With the end-of-year holiday season right around the corner, gatherings with family and friends may become more frequent in the lives of people with dementia and the caregivers who support them. As a dementia caregiver, this may be leaving you with concerns about how your loved one will handle the many anticipated interpersonal physical interactions and conversations. And, vice versa, you may anticipate that your loved one with Alzheimer’s disease or another form of dementia will leave friends and other family members feeling awkward when out-of-context comments are made by the person with dementia.
When is Therapeutic Fibbing Needed?
For example, what should you do if your loved one with dementia asks why her mother (who has long since passed) is not present at the Thanksgiving gathering? Or, what if your loved one with dementia, who no longer has a driver’s license, insists on driving to the holiday party?
When these types of awkward moments happen, your loved one with Alzheimer’s disease or another form of dementia may be experiencing a delusion, hallucination, catastrophic reaction, or simply not be able to comprehend the reality of the situation. As a collection of symptoms related to cognitive decline, dementia blurs the line between perception and reality, bringing with it increased concern, stress, and frustration on the part of the person with the disease.
What is Therapeutic Fibbing for People with Dementia?
Rather than contributing to the anxiety being felt by your loved one with dementia, this is when the practice of therapeutic fibbing can be used. Therapeutic fibbing is agreeing to or saying things that are not true to avoid causing someone distress and to make them feel safe and comforted. It really is the compassionate thing to do according to the experts at St. John’s. “We will not argue with a resident about whether or not he/she recalls a certain memory as there is a strong likelihood that he/she does not remember and being reminded about an event and the lack of memory about it can cause negative feelings,” says Mimi DeVinney, dementia care specialist at St. John’s, about how staff responds to residents in St. John’s Beyond Memory Program.
Mimi does caution that “not arguing” with your loved one with dementia is not the same thing as fibbing or lying and encourages caregivers to use other techniques like redirection as a first course of action.
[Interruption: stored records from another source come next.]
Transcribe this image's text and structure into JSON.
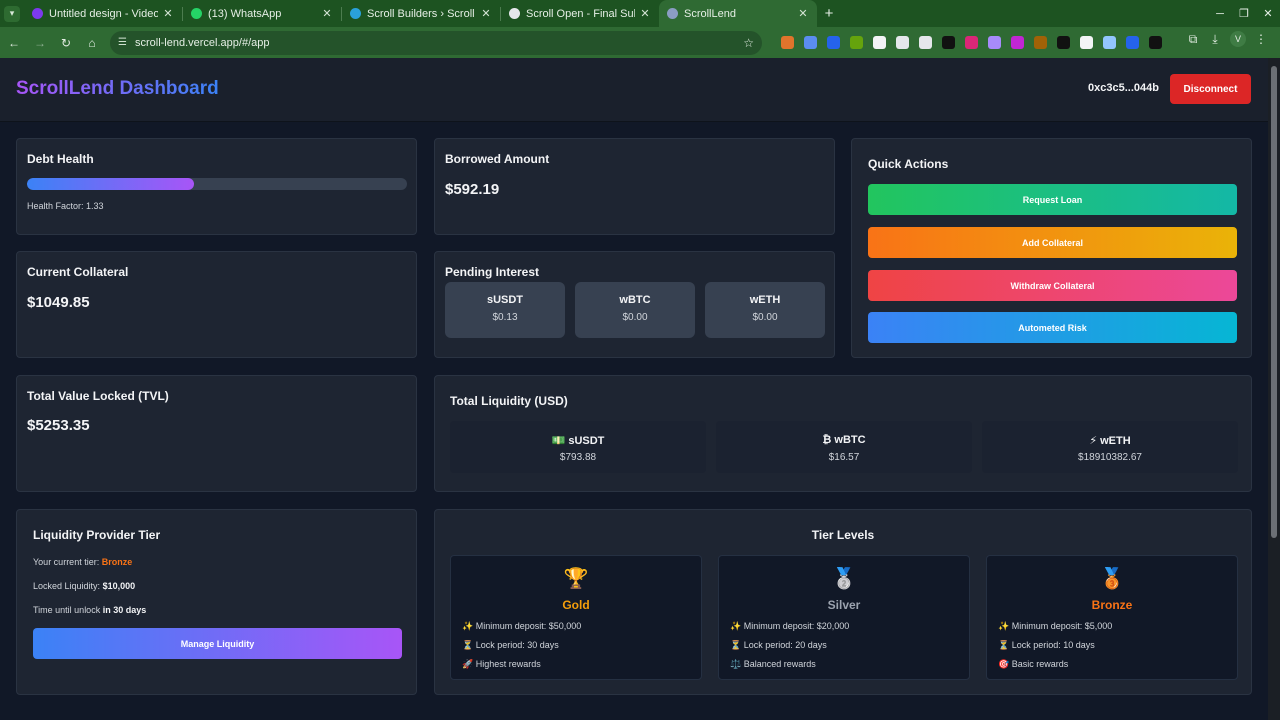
{
  "browser": {
    "tabs": [
      {
        "title": "Untitled design - Video",
        "color": "#7c3aed"
      },
      {
        "title": "(13) WhatsApp",
        "color": "#25d366"
      },
      {
        "title": "Scroll Builders › Scroll Op",
        "color": "#2aa1da"
      },
      {
        "title": "Scroll Open - Final Subm",
        "color": "#e5e7eb"
      },
      {
        "title": "ScrollLend",
        "color": "#8b9dc3"
      }
    ],
    "url": "scroll-lend.vercel.app/#/app",
    "profile_initial": "V",
    "extension_colors": [
      "#e0742c",
      "#5b8def",
      "#2563eb",
      "#65a30d",
      "#f3f4f6",
      "#e5e7eb",
      "#e5e7eb",
      "#111111",
      "#db2777",
      "#a78bfa",
      "#c026d3",
      "#a16207",
      "#111111",
      "#f3f4f6",
      "#93c5fd",
      "#2563eb",
      "#111111"
    ]
  },
  "header": {
    "title": "ScrollLend Dashboard",
    "wallet": "0xc3c5...044b",
    "disconnect_label": "Disconnect"
  },
  "debt_health": {
    "title": "Debt Health",
    "fill_percent": 44,
    "health_factor_text": "Health Factor: 1.33"
  },
  "borrowed": {
    "title": "Borrowed Amount",
    "value": "$592.19"
  },
  "quick_actions": {
    "title": "Quick Actions",
    "buttons": [
      {
        "label": "Request Loan",
        "gradient": "linear-gradient(90deg, #22c55e, #14b8a6)"
      },
      {
        "label": "Add Collateral",
        "gradient": "linear-gradient(90deg, #f97316, #eab308)"
      },
      {
        "label": "Withdraw Collateral",
        "gradient": "linear-gradient(90deg, #ef4444, #ec4899)"
      },
      {
        "label": "Autometed Risk",
        "gradient": "linear-gradient(90deg, #3b82f6, #06b6d4)"
      }
    ]
  },
  "collateral": {
    "title": "Current Collateral",
    "value": "$1049.85"
  },
  "pending_interest": {
    "title": "Pending Interest",
    "items": [
      {
        "token": "sUSDT",
        "amount": "$0.13"
      },
      {
        "token": "wBTC",
        "amount": "$0.00"
      },
      {
        "token": "wETH",
        "amount": "$0.00"
      }
    ]
  },
  "tvl": {
    "title": "Total Value Locked (TVL)",
    "value": "$5253.35"
  },
  "total_liquidity": {
    "title": "Total Liquidity (USD)",
    "items": [
      {
        "token": "💵 sUSDT",
        "amount": "$793.88"
      },
      {
        "token": "₿ wBTC",
        "amount": "$16.57"
      },
      {
        "token": "⚡ wETH",
        "amount": "$18910382.67"
      }
    ]
  },
  "lp_tier": {
    "title": "Liquidity Provider Tier",
    "current_tier_label": "Your current tier:",
    "current_tier": "Bronze",
    "locked_label": "Locked Liquidity:",
    "locked_value": "$10,000",
    "unlock_label": "Time until unlock",
    "unlock_value": "in 30 days",
    "manage_label": "Manage Liquidity"
  },
  "tier_levels": {
    "title": "Tier Levels",
    "tiers": [
      {
        "medal": "🏆",
        "name": "Gold",
        "color": "#f59e0b",
        "features": [
          "✨ Minimum deposit: $50,000",
          "⏳ Lock period: 30 days",
          "🚀 Highest rewards"
        ]
      },
      {
        "medal": "🥈",
        "name": "Silver",
        "color": "#9ca3af",
        "features": [
          "✨ Minimum deposit: $20,000",
          "⏳ Lock period: 20 days",
          "⚖️ Balanced rewards"
        ]
      },
      {
        "medal": "🥉",
        "name": "Bronze",
        "color": "#f97316",
        "features": [
          "✨ Minimum deposit: $5,000",
          "⏳ Lock period: 10 days",
          "🎯 Basic rewards"
        ]
      }
    ]
  }
}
She also says that looking for the unexpressed need, which is often the root cause of the conversation or behavior, can be helpful in determining ways to respond.
It is also understandable that this idea of not being completely truthful with a loved one who has dementia can be disconcerting to caregivers, especially when we live under the societal norm of “honesty is the best policy.” However, research has indicated that the technique of therapeutic fibbing can not only reduce the stress of those with cognitive impairments, it is helpful to reduce caregiver stress as well.
Some Fibbing is Therapeutic
It is helpful to remember that your intention in using therapeutic fibbing is not to deceive your loved one, but rather to help them feel more comfortable, relaxed, and in a supportive environment. By using this technique you are helping to comfort your loved one’s fear about a situation. Imagine the stress and grief your loved one with dementia would experience in having to re-live the death of a spouse or parent over and over again as you explain to him/her that the person is deceased and will not be coming to visit. Meeting your loved one in his/her reality with a statement like, “You will see your mom shortly; she has not arrived yet. Let’s go have breakfast and wait for her to come,” is an example of a therapeutic fib that is appropriate and properly utilized to avoid anxiety in the moment.
As you gather together with family over the holidays, including your loved one with dementia or Alzheimer’s disease is beneficial and important for his/her well-being. Knowing how to handle challenging moments or conversations can help everyone to be better equipped to support people with cognitive impairments.
If you have more questions regarding how to manage the holidays with your loved one with dementia or when it is best to use redirection or therapeutic fibbing, reach out to Ask Mimi.